At the line containing "Transcribe this image's", begin retyping, and stop after the last line of the data; add nothing.

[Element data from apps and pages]
· · · · · · ·
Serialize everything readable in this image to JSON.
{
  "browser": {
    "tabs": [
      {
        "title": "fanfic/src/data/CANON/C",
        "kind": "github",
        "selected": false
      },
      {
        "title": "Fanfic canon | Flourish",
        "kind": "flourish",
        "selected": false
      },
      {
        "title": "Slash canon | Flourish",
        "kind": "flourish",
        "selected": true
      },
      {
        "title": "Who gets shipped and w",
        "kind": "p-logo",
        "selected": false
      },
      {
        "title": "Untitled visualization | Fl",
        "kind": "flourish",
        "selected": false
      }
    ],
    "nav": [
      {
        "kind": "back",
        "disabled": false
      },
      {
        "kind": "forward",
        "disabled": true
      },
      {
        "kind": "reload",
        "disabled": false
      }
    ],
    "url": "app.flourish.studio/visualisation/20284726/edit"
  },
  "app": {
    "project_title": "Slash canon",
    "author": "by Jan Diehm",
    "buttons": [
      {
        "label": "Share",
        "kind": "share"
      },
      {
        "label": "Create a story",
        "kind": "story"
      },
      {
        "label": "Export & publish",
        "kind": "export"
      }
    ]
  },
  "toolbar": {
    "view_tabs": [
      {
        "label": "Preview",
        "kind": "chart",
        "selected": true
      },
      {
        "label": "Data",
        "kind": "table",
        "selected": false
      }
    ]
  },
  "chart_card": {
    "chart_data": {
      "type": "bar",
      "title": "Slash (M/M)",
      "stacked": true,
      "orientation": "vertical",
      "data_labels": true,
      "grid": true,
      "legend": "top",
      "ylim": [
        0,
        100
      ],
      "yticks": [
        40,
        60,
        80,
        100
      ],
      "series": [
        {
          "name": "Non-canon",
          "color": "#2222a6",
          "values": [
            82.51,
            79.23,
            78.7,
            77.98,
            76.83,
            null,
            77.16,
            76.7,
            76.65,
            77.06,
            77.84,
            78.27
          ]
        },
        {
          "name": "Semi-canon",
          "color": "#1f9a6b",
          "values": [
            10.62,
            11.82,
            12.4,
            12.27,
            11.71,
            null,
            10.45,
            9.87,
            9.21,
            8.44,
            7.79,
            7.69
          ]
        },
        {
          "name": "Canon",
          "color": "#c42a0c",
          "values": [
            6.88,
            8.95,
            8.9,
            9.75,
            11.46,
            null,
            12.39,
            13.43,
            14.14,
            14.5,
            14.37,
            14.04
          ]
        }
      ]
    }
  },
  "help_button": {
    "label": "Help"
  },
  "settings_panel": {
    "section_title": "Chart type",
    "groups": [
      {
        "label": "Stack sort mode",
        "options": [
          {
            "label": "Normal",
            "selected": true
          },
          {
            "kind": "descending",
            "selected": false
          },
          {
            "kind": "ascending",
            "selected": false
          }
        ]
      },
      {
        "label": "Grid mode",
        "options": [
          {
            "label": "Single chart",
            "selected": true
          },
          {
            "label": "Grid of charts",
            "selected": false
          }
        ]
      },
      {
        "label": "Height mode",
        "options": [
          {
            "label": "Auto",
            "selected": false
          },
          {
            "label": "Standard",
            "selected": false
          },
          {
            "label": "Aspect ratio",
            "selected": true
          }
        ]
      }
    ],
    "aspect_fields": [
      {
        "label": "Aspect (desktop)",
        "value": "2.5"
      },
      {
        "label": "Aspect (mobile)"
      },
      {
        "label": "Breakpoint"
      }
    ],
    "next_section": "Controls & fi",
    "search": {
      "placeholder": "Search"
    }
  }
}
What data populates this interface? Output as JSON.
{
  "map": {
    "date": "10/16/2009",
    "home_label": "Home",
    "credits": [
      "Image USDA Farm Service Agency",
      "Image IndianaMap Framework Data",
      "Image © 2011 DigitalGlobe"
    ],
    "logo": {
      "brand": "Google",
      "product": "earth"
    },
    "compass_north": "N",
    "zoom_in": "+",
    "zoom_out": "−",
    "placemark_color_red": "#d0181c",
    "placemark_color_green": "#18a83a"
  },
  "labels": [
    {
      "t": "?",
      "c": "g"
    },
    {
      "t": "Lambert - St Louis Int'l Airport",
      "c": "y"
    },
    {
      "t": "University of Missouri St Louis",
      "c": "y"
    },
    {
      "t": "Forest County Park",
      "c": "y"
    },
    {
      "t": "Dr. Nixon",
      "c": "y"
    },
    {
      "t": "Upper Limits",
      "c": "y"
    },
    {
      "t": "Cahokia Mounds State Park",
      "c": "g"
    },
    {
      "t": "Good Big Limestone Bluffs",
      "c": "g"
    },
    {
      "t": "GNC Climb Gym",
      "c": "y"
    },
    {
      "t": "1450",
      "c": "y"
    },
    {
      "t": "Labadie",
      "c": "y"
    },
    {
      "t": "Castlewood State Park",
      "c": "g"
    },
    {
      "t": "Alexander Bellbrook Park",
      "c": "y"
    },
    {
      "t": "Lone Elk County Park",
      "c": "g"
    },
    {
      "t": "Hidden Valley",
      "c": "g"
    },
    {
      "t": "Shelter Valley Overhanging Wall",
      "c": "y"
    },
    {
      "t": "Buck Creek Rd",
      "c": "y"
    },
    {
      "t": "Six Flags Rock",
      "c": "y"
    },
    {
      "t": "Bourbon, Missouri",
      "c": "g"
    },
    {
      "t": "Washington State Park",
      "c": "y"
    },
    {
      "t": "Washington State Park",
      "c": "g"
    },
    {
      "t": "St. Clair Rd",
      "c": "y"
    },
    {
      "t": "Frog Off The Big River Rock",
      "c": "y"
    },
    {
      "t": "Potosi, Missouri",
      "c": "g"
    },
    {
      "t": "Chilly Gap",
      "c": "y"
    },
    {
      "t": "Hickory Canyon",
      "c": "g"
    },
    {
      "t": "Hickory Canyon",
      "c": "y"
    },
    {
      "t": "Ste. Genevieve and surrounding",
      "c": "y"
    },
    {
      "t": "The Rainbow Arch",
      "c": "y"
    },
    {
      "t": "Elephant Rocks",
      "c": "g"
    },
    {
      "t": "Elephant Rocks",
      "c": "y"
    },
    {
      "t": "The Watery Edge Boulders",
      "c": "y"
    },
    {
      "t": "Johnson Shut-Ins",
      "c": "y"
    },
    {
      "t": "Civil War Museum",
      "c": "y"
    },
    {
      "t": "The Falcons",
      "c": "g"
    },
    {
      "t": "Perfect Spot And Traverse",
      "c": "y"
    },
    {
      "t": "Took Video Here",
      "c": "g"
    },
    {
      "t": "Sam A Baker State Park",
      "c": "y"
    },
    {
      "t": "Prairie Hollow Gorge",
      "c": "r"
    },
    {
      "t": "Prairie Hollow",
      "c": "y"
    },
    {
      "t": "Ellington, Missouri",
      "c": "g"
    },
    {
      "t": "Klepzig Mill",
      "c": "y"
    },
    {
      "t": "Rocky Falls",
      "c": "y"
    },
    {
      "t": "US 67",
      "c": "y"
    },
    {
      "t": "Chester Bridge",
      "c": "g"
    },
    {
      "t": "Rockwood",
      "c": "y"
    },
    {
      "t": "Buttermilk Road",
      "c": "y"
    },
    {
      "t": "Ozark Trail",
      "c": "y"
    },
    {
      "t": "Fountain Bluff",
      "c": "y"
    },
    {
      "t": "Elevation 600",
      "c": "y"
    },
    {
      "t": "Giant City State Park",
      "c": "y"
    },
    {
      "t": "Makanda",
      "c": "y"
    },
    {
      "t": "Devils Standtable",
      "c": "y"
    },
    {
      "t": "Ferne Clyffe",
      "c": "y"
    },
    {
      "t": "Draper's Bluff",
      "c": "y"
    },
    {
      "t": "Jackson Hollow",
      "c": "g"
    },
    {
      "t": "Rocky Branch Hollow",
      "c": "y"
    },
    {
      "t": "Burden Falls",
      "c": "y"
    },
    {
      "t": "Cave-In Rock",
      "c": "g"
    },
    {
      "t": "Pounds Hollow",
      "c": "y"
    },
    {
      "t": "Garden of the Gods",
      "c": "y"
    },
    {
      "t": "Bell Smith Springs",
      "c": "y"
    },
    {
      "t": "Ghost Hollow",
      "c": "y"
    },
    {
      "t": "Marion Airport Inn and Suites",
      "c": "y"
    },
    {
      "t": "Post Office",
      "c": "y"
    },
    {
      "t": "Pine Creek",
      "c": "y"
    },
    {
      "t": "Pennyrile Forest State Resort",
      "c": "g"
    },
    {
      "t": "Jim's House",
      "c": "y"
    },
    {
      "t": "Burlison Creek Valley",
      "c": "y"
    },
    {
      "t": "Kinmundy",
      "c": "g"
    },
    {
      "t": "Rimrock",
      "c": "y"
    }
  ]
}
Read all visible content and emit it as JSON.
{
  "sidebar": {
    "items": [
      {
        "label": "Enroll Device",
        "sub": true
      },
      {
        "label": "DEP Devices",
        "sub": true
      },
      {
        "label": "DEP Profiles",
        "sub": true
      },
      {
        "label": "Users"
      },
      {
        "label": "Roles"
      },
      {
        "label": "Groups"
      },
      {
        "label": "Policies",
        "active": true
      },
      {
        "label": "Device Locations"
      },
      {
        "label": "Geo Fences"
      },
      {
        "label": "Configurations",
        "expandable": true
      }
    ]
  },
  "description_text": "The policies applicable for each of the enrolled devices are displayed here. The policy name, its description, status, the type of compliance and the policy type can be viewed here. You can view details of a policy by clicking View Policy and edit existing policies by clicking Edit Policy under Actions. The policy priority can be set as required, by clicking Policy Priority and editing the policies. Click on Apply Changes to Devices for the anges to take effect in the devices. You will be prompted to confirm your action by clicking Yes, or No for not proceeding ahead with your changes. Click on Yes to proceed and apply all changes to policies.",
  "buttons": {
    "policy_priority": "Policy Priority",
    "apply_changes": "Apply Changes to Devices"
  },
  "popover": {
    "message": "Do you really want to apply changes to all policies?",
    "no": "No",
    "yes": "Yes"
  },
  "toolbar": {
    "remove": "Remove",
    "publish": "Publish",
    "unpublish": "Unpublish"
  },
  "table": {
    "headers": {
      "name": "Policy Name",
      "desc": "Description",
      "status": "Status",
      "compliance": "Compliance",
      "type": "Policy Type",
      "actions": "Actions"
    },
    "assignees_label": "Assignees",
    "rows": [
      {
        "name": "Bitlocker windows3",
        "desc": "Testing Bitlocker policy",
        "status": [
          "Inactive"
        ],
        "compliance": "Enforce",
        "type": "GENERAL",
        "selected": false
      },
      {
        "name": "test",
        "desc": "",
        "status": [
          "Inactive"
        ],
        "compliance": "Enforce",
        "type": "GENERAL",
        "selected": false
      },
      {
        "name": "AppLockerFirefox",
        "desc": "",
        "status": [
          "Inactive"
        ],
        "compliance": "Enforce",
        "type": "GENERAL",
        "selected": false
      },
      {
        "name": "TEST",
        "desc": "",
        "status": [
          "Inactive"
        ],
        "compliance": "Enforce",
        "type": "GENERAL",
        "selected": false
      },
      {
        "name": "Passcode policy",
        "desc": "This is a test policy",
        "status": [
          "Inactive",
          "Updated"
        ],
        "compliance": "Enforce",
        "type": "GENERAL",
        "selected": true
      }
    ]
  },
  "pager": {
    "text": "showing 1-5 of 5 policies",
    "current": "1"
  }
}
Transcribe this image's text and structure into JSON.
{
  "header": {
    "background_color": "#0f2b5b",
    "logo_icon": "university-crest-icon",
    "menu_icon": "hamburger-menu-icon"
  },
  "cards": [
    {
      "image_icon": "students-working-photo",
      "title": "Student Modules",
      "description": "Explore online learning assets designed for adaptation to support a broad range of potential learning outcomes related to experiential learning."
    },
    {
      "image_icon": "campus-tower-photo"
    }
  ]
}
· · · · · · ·
__Exercise answer__.
Transcribe this image's text and structure into JSON.
{
  "header": {
    "background_color": "#0f2b5b",
    "logo_icon": "university-crest-icon",
    "menu_icon": "hamburger-menu-icon"
  },
  "cards": [
    {
      "image_icon": "students-working-photo",
      "title": "Student Modules",
      "description": "Explore online learning assets designed for adaptation to support a broad range of potential learning outcomes related to experiential learning."
    },
    {
      "image_icon": "campus-tower-photo"
    }
  ]
}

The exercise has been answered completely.